An impact assessment of micro enterprises on the livelihoods of low income households in Khayelitsha

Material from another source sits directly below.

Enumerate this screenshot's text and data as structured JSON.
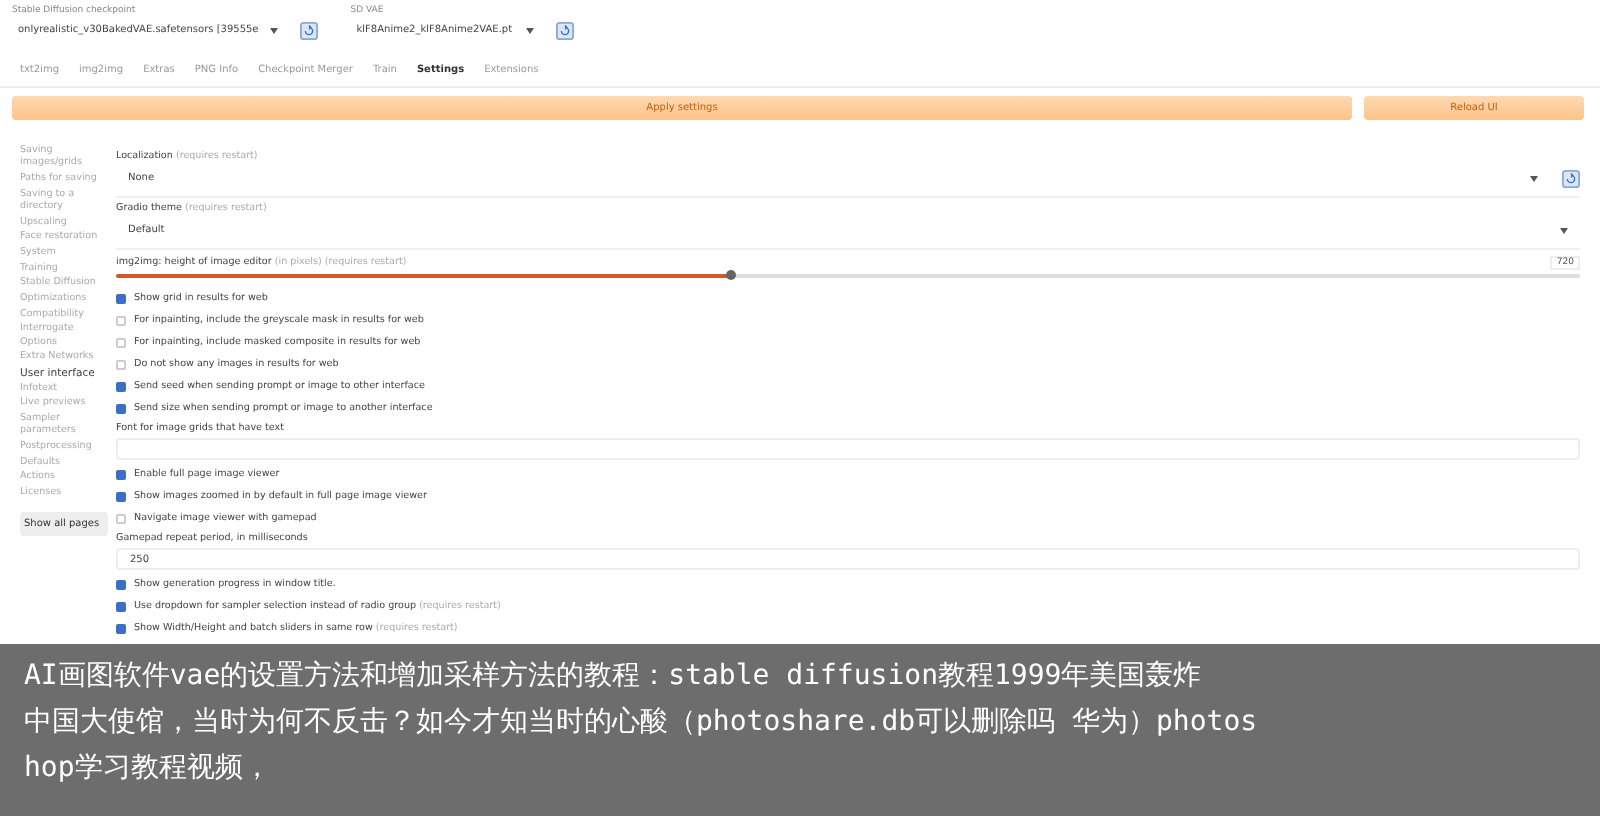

Livelihoods are essential for poverty alleviation. A poor person’s life cannot be transformed at all if the person has no means of earning a substantial income to sustain daily living. In today’s world many people rely on human capital for livelihoods. This is usually in the form of skills or educational qualifications that permit an individual to find employment. However, not every person is able to get meaningful employment which can generate an income to allow the person to live above the poverty lines. Generating an income from employment is not a livelihoods strategy that is available to many South Africans as the country has high unemployment rates and an economy that is performing poorly. In addition the overspill of institutionalised inequality from the apartheid era has many South Africans living in poverty. The South African government is promoting Small Micro and Medium Scale Enterprises (SMMEs) as a key strategy for job creation, economic growth for poverty alleviation and a reduction in inequalities. Many poor people in urban areas adopt micro enterprises as a livelihoods strategy. The research assessed the impact of micro enterprises on the livelihoods of low income households in Khayelitsha. The objectives of the research were; (a) to determine the impact that micro enterprises have on the livelihoods of low income households; (b) to ascertain how low income households identify micro enterprises as a livelihoods strategy; (c) to identify how household assets were allocated to livelihoods strategies; (d) to determine how low income households operate micro enterprises; and (e) to identify challenges faced by low income households in earning a livelihood through micro enterprises. A qualitative research design was used for the study because the aims of the research were to get an insight as to how people’s lives had transformed by adopting micro enterprises as a livelihoods strategy. To this end, in-depth interviews and observation data collection methods were employed. A study sample of 22 participants was drawn using non-probability sampling. Grounded theory was used for data analysis. Coded data was entered into an Excel spreadsheet which was used to generate graphs and tables. The findings indicate that micro enterprises as a livelihoods strategy have a positive impact on the livelihoods of many households in Khayelitsha. The impact is more significant because many households who engage in micro enterprises do not have other options for livelihoods strategies. Furthermore, many households reported to be better off operating a micro enterprise rather than being employed. Some households reported dissatisfaction with micro enterprises because they could not determine beforehand how much income would be generated making it difficult to plan monthly household expenditure. None the less micro enterprises enabled households to provide shelter, food, education for children and family members, health care and provision of household furniture. The results also indicate that for many micro enterprise owners the lack of financial capital was the biggest challenge because it prevented capital investment. High competition was also a challenge that a few owners were not able to overcome. On the whole the study concluded that micro enterprises are a good livelihoods strategy for the poor and could keep many South Africans above the poverty line.